In Indorama’s Maadi office, Administrative Manager General Emad Abdel Khaliq rebutted the suggestion that machines have been bought only to be sold as scrap saying, “you mean to say that I would buy the machines, and pay for them to shipped by sea, and get German technicians over for a month to install them and then sell it for scrap? Is that logical?
The administrative manager says he does not, however, know where the machines were bought from.
He also denies that Indorama’s administration have left buses to break down, claiming that it is mechanics themselves who refused to maintain them and that the company has been forced to use a private bus company to transport workers.
As for the issue at the center of the strike, Abdel Khaliq says that despite assertions to the contrary from the Minister of Manpower herself, Indorama is not obliged to pay the yearly bonus because it is making a loss. “If you were making the loss, how would you pay? he asked.
Abdel Khaliq says that the strike is being conducted illegally.
“Work, and let the trade union committee ask for your rights.
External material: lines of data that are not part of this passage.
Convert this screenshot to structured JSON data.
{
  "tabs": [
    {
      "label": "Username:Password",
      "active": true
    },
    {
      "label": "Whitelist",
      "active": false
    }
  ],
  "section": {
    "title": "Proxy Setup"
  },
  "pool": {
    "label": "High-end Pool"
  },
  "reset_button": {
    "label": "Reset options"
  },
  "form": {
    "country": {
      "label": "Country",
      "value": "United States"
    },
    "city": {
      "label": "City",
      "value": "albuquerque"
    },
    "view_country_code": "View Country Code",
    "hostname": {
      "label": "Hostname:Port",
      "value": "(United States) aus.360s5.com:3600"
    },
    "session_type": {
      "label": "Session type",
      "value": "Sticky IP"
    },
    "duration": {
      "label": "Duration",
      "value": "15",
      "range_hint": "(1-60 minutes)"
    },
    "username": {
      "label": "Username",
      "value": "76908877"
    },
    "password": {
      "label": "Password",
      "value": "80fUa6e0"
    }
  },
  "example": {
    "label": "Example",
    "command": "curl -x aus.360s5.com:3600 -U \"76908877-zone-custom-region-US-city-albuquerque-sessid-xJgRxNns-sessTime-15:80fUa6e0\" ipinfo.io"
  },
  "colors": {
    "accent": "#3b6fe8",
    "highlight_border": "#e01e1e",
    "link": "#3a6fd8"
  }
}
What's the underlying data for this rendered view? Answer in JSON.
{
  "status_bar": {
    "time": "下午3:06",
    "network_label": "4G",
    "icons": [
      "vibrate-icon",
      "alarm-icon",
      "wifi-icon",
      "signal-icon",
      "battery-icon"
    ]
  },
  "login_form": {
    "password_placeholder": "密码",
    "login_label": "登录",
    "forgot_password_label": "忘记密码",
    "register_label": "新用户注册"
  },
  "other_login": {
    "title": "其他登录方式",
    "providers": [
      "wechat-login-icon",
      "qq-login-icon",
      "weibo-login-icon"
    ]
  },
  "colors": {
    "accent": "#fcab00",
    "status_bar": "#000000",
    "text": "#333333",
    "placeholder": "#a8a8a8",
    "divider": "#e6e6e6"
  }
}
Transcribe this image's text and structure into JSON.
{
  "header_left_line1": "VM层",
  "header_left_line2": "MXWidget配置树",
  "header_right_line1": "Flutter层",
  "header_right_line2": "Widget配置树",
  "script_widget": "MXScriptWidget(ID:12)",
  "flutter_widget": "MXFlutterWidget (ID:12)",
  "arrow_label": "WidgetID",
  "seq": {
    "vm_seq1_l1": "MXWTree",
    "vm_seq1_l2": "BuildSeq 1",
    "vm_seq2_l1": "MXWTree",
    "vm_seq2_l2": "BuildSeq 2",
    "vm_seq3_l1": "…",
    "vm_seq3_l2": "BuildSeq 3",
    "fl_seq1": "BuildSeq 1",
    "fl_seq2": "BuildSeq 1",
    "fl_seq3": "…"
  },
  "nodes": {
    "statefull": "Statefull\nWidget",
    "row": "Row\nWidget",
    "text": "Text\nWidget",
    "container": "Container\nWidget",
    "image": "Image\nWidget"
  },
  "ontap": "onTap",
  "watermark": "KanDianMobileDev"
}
Prove that you are productive rather than putting a blanket out on the street and saying that you’re not going to work – that’s the law of the jungle. How can you ask me for more money when you don’t want to work?
Abdel Khaliq claims that workers’ wages have been doubled despite the losses the company is suffering – a claim which Shalaby denies.
And why is the company making a loss? Abdel Khaliq says that the problem is simple: workers don’t want to work.
“In the past Shibeen El-Koum was famous all over the world; someone taking it over while it was making a loss was bound to turn it around with this reputation. Why? Because of the quality. It has the best yarn in the world. Since we took over it’s become the worst. Why? Because the workers don’t want to work. They say that the government sold them out, Abdel Khaliq said.
“Why don’t they work like they did while the factory was government-owned? Because the government has a whip – if a worker did anything a call was made to the police and they came and took him.
“The private sector meanwhile is chaos. We sent yarn to Spain and it was returned because it was of such poor quality. Who made this yarn which sells for a fourth of what it should sell for? Is it not the worker? If it’s bad quality why’s isn’t he doing anything about it?
Abdel Khaliq claims that striking workers are “just hanging out and that “only 10 percent of workers are actually involved in the strike.
“Workers still think that they’re working in the government sector: all they say is ‘give me’. We’ve doubled wages and tripled the food allowance.
Why aren’t they happy? Because of their culture. Freedom without culture results in thuggery.